– Human resources management including labour relations and volunteer
management
– Financial and Risk Management including contractual agreements
– Performing arts disciplines and the presenting industry
– Facility and event management
– Box Office management
– Marketing principles and practices
– Fundraising principles and methods
– Development of policies and procedures
– Theatrical production including technology, procedures and practices
– Laws and legislation pertaining to licensing, privacy, freedom of
information, copyrights and royalties
– Health and safety legislation and practices, including those for the
live performance industry
– Relevant government department, community agencies and associations
including the Department of Canadian Heritage, Canada Council, Ontario
Arts Council, Theatre Ontario, Canadian Arts Presenting Association,
Community Cultural Impresarios
– Program development and evaluation
– Working knowledge of working agreements for performers and technicians
including IATSE, ACTRA, Canadian Actors Equity Association and Musicians
Unions
– Knowledge of corporate, department and branch policies and procedures
– Must possess the training, experience and knowledge to organize the work
and its performance
– Must be familiar with all applicable health and safety legislation, have
knowledge of any potential or actual danger to health or safety in the
work place, and have knowledge of appropriate actions to be taken in
order to ensure the health and safety of staff in accordance with
applicable legislation and City policies and procedures
– Demonstrated ability to lead and inspire others into action
– A facilitator with excellent presentation skills including public
speaking
– Excellent oral, written and listening skills
– Sound judgment and decision-making skills
– Ethical with strong negotiation and mediation skills
– Skilled advocate
– Ability to build and maintain successful relationships and partnerships
– Ability to identify realistic goals and deliver outcomes
– Delegates effectively and appropriately, setting challenging but
realistic goals and deadlines
– Ability to handle multiple large projects simultaneously and effectively
– Demonstrated success designing and developing programs
– Ability to establish appropriate policies, guidelines and procedures

Thoughts and comments welcome…

Hate Radio

Chilling.

Mesmerizing.

A play about Rwanda and the radio station RTLM that incited its listeners to genocide.
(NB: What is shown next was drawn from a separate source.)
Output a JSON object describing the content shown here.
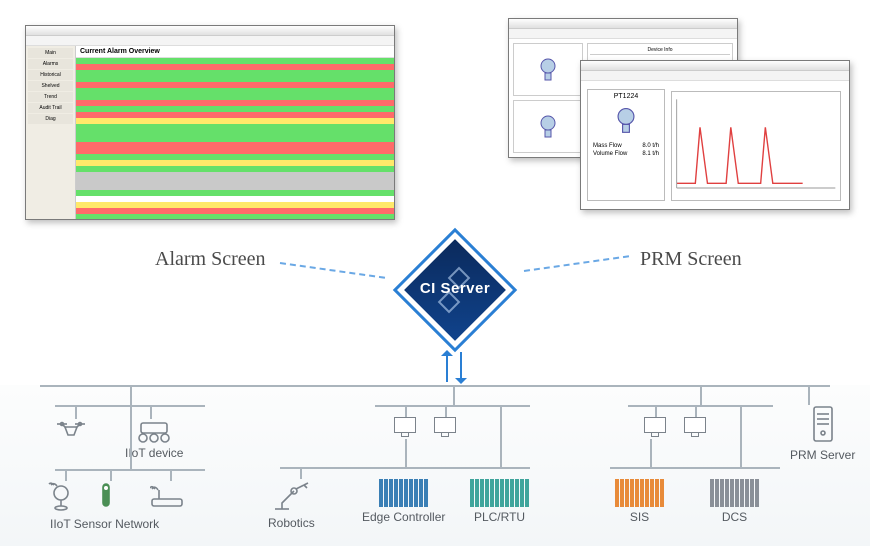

It is a quiet play for the most part: survivors who bear witness to what happened and an hour of otherwise banal radio, except for the subject matter from the soothingly conversational chatter of the radio voices.

It’s a powerful production, a stellar example of what theatre can do. All the more so whilst in Berlin after visiting the Holocaust memorial, itself a brilliant monument down the street from the Brandenburg Gate and the Reichstag.
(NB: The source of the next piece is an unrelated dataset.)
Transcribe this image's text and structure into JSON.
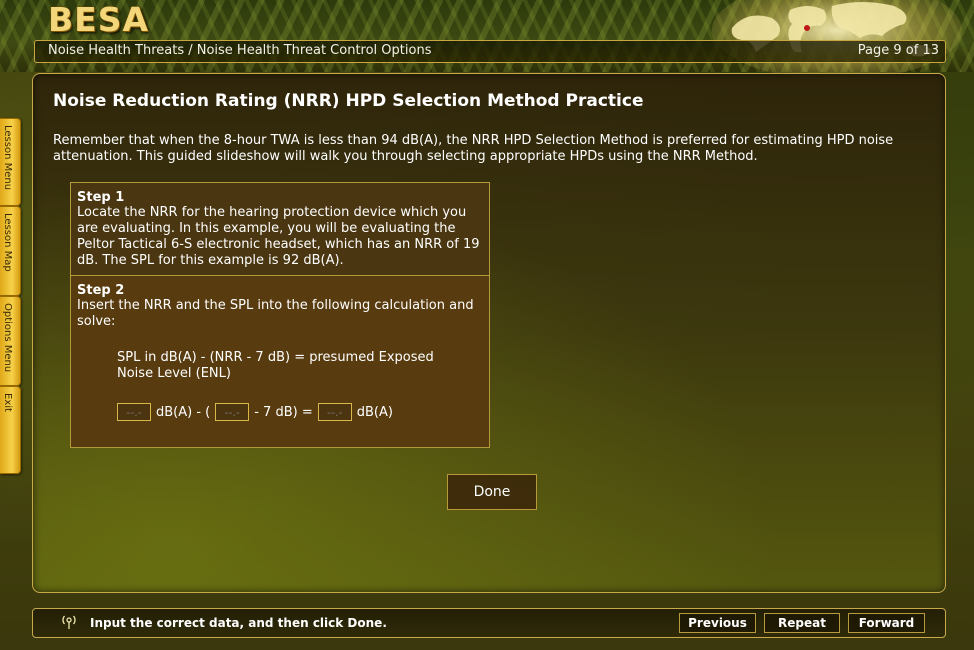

More on the production here (English PDF).

At the Theatertreffen in Berlin

I’m in Berlin at the annual Theatertreffen theatre festival, where I’ve had the opportunity to see a wide variety of shows – different companies offering different kinds of performances, tackling different kinds of subjects, offering different kinds of styles … and yet I’ve observed a few features that seem to be there consistently across all these productions. Herewith a few of them:

  • People shout a lot. Not just project their voices, not just raise them in a heightened emotional state. They shout. They rant. They rave. And they wander around the stage while they do it. (Okay, sometimes, they sit in one place.)
  • It rains. I don’t know how expensive it is to handle all that plumbing, but it sure rains a lot in these shows. Global warming?
  • Someone is going to make a point of eating something to express some deep emotional meaning. It might be dirt. It might be a raw potato.
  • Someone, male or female, is going to be wearing a stunning pair of stilettos.
  • Someone is going to get something smeared across his or her chest, face, or other body parts. It might be food, it might be blood, it might be excrement.
  • Someone, usually a man, is going to be reduced to his underwear. And as often as not it’s going to be girlie underwear, too.
  • Someone, usually a man, is going to be subjected to (simulated!) involuntary coitus with another man.
  • The curtain call is going to take a very, very long time.